### WHAT THE EXERCISE ASKS
Your answer should be an exact copy of the data.

· · · · · · ·

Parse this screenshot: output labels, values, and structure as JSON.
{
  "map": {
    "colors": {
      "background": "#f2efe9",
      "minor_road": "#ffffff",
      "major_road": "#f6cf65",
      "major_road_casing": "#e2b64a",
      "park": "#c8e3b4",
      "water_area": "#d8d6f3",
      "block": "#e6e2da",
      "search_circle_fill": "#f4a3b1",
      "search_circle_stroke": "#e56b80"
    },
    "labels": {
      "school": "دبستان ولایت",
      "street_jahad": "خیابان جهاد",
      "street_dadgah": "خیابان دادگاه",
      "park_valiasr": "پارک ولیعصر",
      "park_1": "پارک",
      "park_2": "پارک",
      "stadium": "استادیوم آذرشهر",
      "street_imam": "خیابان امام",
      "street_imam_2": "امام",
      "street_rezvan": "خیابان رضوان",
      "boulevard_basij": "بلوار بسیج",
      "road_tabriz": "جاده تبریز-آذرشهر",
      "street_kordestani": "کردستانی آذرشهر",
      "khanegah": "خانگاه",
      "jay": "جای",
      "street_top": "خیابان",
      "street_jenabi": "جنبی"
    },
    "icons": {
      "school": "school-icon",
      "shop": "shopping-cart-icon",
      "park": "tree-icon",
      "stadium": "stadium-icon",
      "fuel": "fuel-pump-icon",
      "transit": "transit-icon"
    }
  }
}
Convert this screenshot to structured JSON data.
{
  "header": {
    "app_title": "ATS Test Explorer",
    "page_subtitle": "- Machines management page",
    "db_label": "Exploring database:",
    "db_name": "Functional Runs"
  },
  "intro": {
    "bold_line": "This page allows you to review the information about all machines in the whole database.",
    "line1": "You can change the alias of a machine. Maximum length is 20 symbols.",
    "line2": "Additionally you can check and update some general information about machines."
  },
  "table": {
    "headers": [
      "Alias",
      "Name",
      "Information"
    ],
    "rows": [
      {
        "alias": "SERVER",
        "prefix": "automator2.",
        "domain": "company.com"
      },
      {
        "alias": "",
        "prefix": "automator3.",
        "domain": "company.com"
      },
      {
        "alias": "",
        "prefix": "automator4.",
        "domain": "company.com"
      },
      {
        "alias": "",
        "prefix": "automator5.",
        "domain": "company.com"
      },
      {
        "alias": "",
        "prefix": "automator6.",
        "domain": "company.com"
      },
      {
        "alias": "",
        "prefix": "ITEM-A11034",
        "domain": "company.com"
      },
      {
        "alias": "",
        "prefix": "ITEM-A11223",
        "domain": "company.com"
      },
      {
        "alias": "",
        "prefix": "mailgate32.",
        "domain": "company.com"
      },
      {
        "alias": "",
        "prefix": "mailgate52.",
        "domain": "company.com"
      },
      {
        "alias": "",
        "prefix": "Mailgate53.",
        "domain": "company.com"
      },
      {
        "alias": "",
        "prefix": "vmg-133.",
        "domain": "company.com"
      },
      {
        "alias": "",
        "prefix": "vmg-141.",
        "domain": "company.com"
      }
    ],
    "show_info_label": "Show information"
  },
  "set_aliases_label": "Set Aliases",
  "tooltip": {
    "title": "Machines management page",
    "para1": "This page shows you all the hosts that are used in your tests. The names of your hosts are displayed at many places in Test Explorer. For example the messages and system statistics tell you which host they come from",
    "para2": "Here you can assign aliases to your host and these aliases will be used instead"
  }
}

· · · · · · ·

### EXERCISE OUTPUT
Parse this screenshot: output labels, values, and structure as JSON.
{
  "map": {
    "colors": {
      "background": "#f2efe9",
      "minor_road": "#ffffff",
      "major_road": "#f6cf65",
      "major_road_casing": "#e2b64a",
      "park": "#c8e3b4",
      "water_area": "#d8d6f3",
      "block": "#e6e2da",
      "search_circle_fill": "#f4a3b1",
      "search_circle_stroke": "#e56b80"
    },
    "labels": {
      "school": "دبستان ولایت",
      "street_jahad": "خیابان جهاد",
      "street_dadgah": "خیابان دادگاه",
      "park_valiasr": "پارک ولیعصر",
      "park_1": "پارک",
      "park_2": "پارک",
      "stadium": "استادیوم آذرشهر",
      "street_imam": "خیابان امام",
      "street_imam_2": "امام",
      "street_rezvan": "خیابان رضوان",
      "boulevard_basij": "بلوار بسیج",
      "road_tabriz": "جاده تبریز-آذرشهر",
      "street_kordestani": "کردستانی آذرشهر",
      "khanegah": "خانگاه",
      "jay": "جای",
      "street_top": "خیابان",
      "street_jenabi": "جنبی"
    },
    "icons": {
      "school": "school-icon",
      "shop": "shopping-cart-icon",
      "park": "tree-icon",
      "stadium": "stadium-icon",
      "fuel": "fuel-pump-icon",
      "transit": "transit-icon"
    }
  }
}
Convert this screenshot to structured JSON data.
{
  "header": {
    "app_title": "ATS Test Explorer",
    "page_subtitle": "- Machines management page",
    "db_label": "Exploring database:",
    "db_name": "Functional Runs"
  },
  "intro": {
    "bold_line": "This page allows you to review the information about all machines in the whole database.",
    "line1": "You can change the alias of a machine. Maximum length is 20 symbols.",
    "line2": "Additionally you can check and update some general information about machines."
  },
  "table": {
    "headers": [
      "Alias",
      "Name",
      "Information"
    ],
    "rows": [
      {
        "alias": "SERVER",
        "prefix": "automator2.",
        "domain": "company.com"
      },
      {
        "alias": "",
        "prefix": "automator3.",
        "domain": "company.com"
      },
      {
        "alias": "",
        "prefix": "automator4.",
        "domain": "company.com"
      },
      {
        "alias": "",
        "prefix": "automator5.",
        "domain": "company.com"
      },
      {
        "alias": "",
        "prefix": "automator6.",
        "domain": "company.com"
      },
      {
        "alias": "",
        "prefix": "ITEM-A11034",
        "domain": "company.com"
      },
      {
        "alias": "",
        "prefix": "ITEM-A11223",
        "domain": "company.com"
      },
      {
        "alias": "",
        "prefix": "mailgate32.",
        "domain": "company.com"
      },
      {
        "alias": "",
        "prefix": "mailgate52.",
        "domain": "company.com"
      },
      {
        "alias": "",
        "prefix": "Mailgate53.",
        "domain": "company.com"
      },
      {
        "alias": "",
        "prefix": "vmg-133.",
        "domain": "company.com"
      },
      {
        "alias": "",
        "prefix": "vmg-141.",
        "domain": "company.com"
      }
    ],
    "show_info_label": "Show information"
  },
  "set_aliases_label": "Set Aliases",
  "tooltip": {
    "title": "Machines management page",
    "para1": "This page shows you all the hosts that are used in your tests. The names of your hosts are displayed at many places in Test Explorer. For example the messages and system statistics tell you which host they come from",
    "para2": "Here you can assign aliases to your host and these aliases will be used instead"
  }
}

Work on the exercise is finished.